There was a long pause.

"Okay," Jacob finally agreed. "This should be interesting."

I handed the phone to Edward; I hoped he could read the warning in my eyes.

"Hello, Jacob," Edward said, perfectly polite.

There was a silence. I bit my lip, trying to guess how Jacob would answer.

"Someone was here – not a scent I know," Edward explained. "Has your pack come across anything new?"

Another pause, while Edward nodded to himself, unsurprised.

"Here's the crux, Jacob. I won't be letting Bella out of my sight till I get this taken care of. It's nothing personal -"

Jacob interrupted him then, and I could hear the buzz of his voice from the receiver. Whatever he was saying, he was more intense than before. I tried unsuccessfully to make out the words.

"You might be right -," Edward began, but Jacob was arguing again. Neither of them sounded angry, at least.

"That's an interesting suggestion. We're quite willing to renegotiate. If Sam is amenable."

Jacob's voice was quieter now. I started chewing on my thumbnail as I tried to read Edward's expression.

"Thank you," Edward replied.

Then Jacob said something that caused a surprised expression to flicker across Edward's face.

"I'd planned to go alone, actually," Edward said, answering the unexpected question. "And leave her with the others."

Jacob's voice rose in pitch, and it sounded to me like he was trying to be persuasive.

"I'll try to consider it objectively," Edward promised. "As objectively as I'm capable of."

The pause was shorter this time.

"That's not a half-bad idea. When? . . . No, that's fine. I'd like a chance to follow the trail personally, anyway. Ten minutes . . . Certainly," Edward said. He held the phone out to me. "Bella?"

I took it slowly, feeling confused.

"What was that all about?" I asked Jacob, my voice peeved. I knew it was juvenile, but I felt excluded.

"A truce, I think. Hey, do me a favor," Jacob suggested. "Try to convince your bloodsucker that the safest place for you to be – especially when he leaves – is on the reservation. We're well able to handle anything."

"Is that what you were trying to sell him?"

"Yes. It makes sense. Charlie's probably better off here, too. As much as possible."

"Get Billy on it," I agreed. I hated that I was putting Charlie within the range of the crosshairs that always seemed to be centered on me. "What else?"

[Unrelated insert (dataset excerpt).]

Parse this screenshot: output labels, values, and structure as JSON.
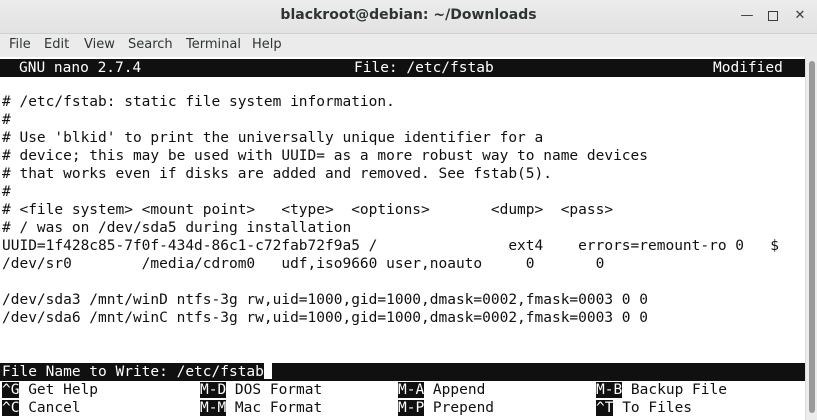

"Just rearranging some boundaries, so we can catch anyone who gets too near Forks. I'm not sure if Sam will go for it, but until he comes around, I'll keep an eye on things."

"What do you mean by 'keep an eye on things'?"

"I mean that if you see a wolf running around your house, don't shoot at it."

"Of course not. You really shouldn't do anything . . . risky, though."

He snorted. "Don't be stupid. I can take care of myself."

I sighed.

"I also tried to convince him to let you visit. He's prejudiced, so don't let him give you any crap about safety. He knows as well as I do that you'd be safe here."

"I'll keep that in mind."

"See you in a few," Jacob said.

"You're coming up?"

"Yeah. I'm going to get the scent of your visitor so we can track him if he comes back."

"Jake, I really don't like the idea of you tracking -"

"Oh please, Bella," he interrupted. Jacob laughed, and then hung up.